▶ What you are asked to do
Search the listing below for the word "this" and copy each line where it appears.

▶ Data listing
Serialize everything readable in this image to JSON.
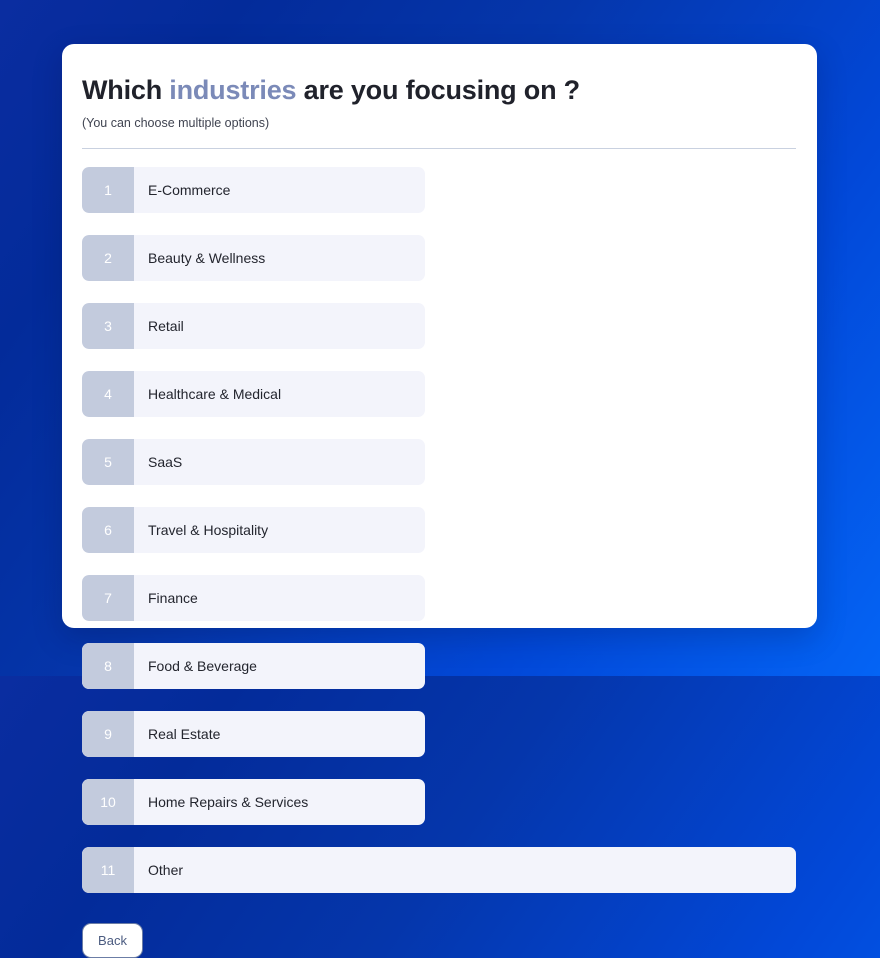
{
  "background": {
    "gradient_from": "#032b9a",
    "gradient_to": "#0464f5"
  },
  "card": {
    "title": {
      "before": "Which ",
      "highlight": "industries",
      "after": " are you focusing on ?",
      "highlight_color": "#7b8ab8",
      "text_color": "#20222b"
    },
    "subtitle": "(You can choose multiple options)",
    "options": [
      {
        "number": "1",
        "label": "E-Commerce"
      },
      {
        "number": "2",
        "label": "Beauty & Wellness"
      },
      {
        "number": "3",
        "label": "Retail"
      },
      {
        "number": "4",
        "label": "Healthcare & Medical"
      },
      {
        "number": "5",
        "label": "SaaS"
      },
      {
        "number": "6",
        "label": "Travel & Hospitality"
      },
      {
        "number": "7",
        "label": "Finance"
      },
      {
        "number": "8",
        "label": "Food & Beverage"
      },
      {
        "number": "9",
        "label": "Real Estate"
      },
      {
        "number": "10",
        "label": "Home Repairs & Services"
      },
      {
        "number": "11",
        "label": "Other"
      }
    ],
    "option_colors": {
      "badge_background": "#c3cbdd",
      "badge_text": "#ffffff",
      "row_background": "#f3f4fb",
      "label_text": "#23252e"
    },
    "footer": {
      "back_label": "Back",
      "back_border_color": "#6b7da6",
      "back_text_color": "#4b5b80"
    }
  }
}
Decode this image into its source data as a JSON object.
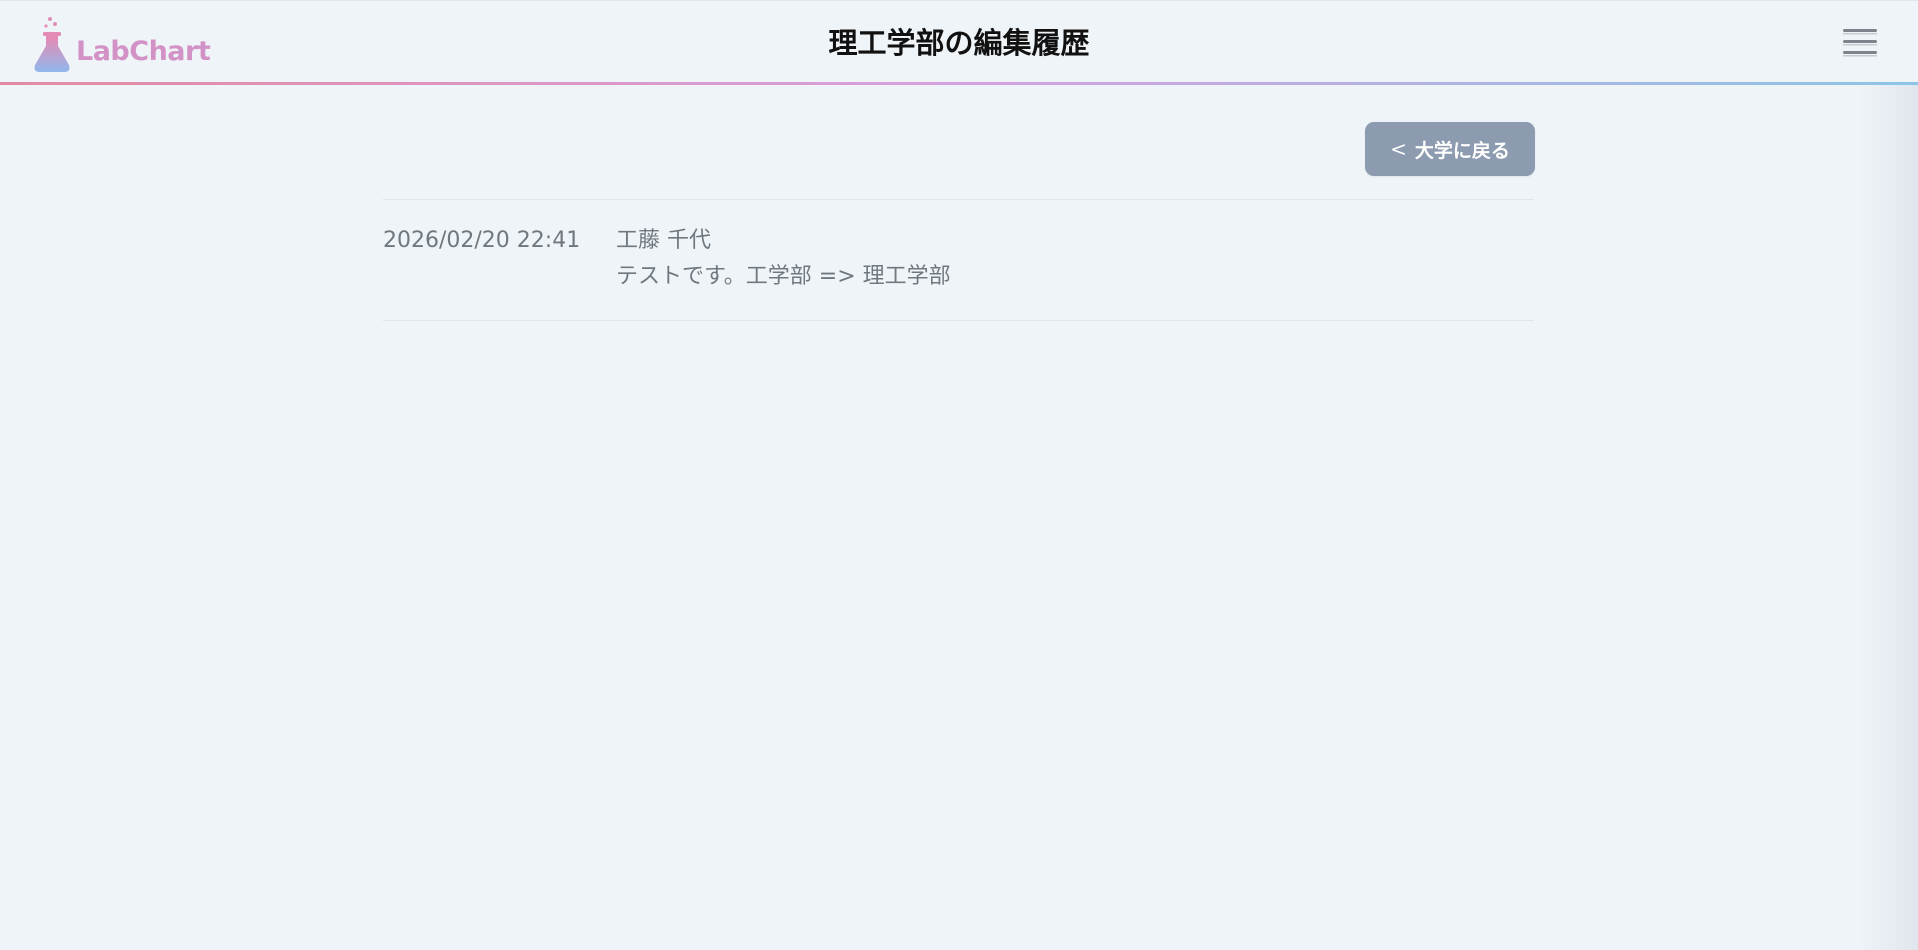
{
  "header": {
    "logo_text": "LabChart",
    "title": "理工学部の編集履歴",
    "menu_icon": "hamburger-icon"
  },
  "actions": {
    "back_chevron": "<",
    "back_label": "大学に戻る"
  },
  "history": [
    {
      "datetime": "2026/02/20 22:41",
      "user": "工藤 千代",
      "message": "テストです。工学部 => 理工学部"
    }
  ],
  "colors": {
    "background": "#eff4f8",
    "back_button": "#8c9bb0",
    "logo_gradient": [
      "#e38aa2",
      "#d5a1e0",
      "#8cc5e6"
    ],
    "entry_text": "#70787f"
  }
}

▶ Task answer
Serialize everything readable in this image to JSON.
Decode this image into its source data as a JSON object.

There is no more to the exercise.